For many styles of beers like pale ales and IPAs, the hops are not boiled at all. Most brewers will add the hops to the beer after primary fermentation has completed. This is called “dry-hopping”
Yeast is a living single-cell microorganism, and needed to complete the fermentation process when making beer.
The yeast metabolizes, or eats, the sugars that are present within the malted barley and converts it into carbon dioxide and alcohol.
In order for the yeast to do its job of creating alcohol, the yeast must be “pitched” in the wort at the correct temperature, and then must remain at the proper light and temperature conditions until fermentation is complete.

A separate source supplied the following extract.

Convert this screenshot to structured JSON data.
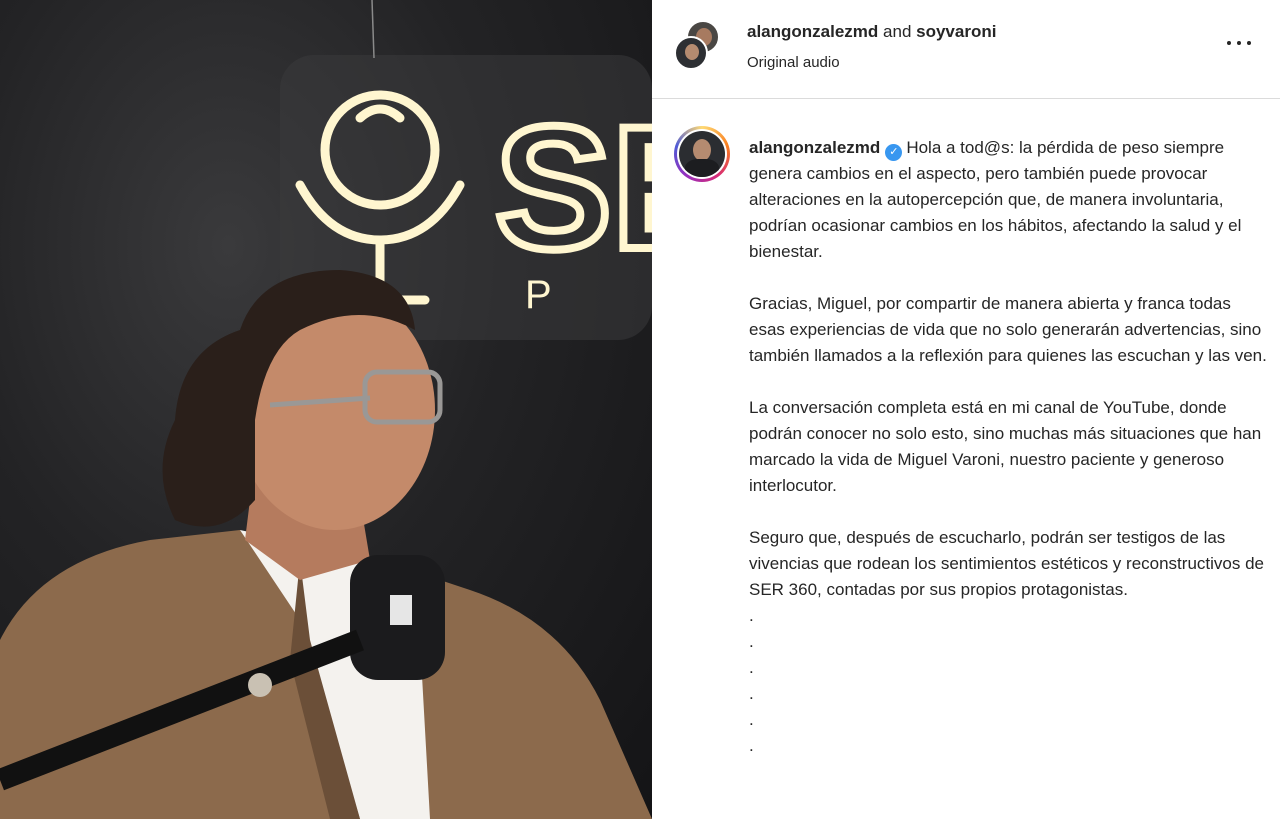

If the temperature is too hot, the beer can develop off-flavors like a real strong not-so-good alcohol flavor. If it is too cold, the yeast will go dormant and basically fall asleep.
Ale Yeast - Top Fermentation
Ale yeast likes to work its magic in a warmer environment of 60° to 75°F to increase the speed at which it does its job. Working faster will create a full-bodied and a more flavorful beer.
Although the yeast works its way throughout the beer, it will eventually rise to the top.
Lager Yeast - Bottom Fermentation
Bottom fermented yeasts for lagers and pilsners are suited to very low temperatures of 40° to 50°F, and work at the bottom of a fermentation tank, hence the name.
Fermenting at a lower temperature slows down the pace at which the yeast works, and by doing this, it will produce a crisp and clean flavor profile of the beer.
Is There a Most Important Ingredient In Beer?
So is there a most important ingredient in beer? There really isn’t. All four of the basic beer contents each have their own role during the beer brewing process, and when used together, can make so many delicious beers.
You can’t brew beer without water, since water makes up about 90% of the beer. Grains like barley, provide specific characteristics of the beer, and provide the sugars needed for fermentation. Yeast is needed to convert the sugars to alcohol. And finally, without hops, your beer would lack bitterness, flavor, and aroma.
Although there are hundreds of beers form all over the world to choose from, water, grains, hops, and yeast are the four main ingredients in every commercial brewery and home brewer.
The art of brewing beer can depend on a lot more than these core ingredients. Adding spices and fruits, along with knowledge and experience are crucial to craft beers with stunning mouth feels, textures, aromas, and flavors.
The real passion comes in how a brewer utilizes these ingredients to create highly palatable and flavorful ales and lagers.
If you are ready to create your own craft beer and start brewing your own beer, take a look at our guide to homebrewing here.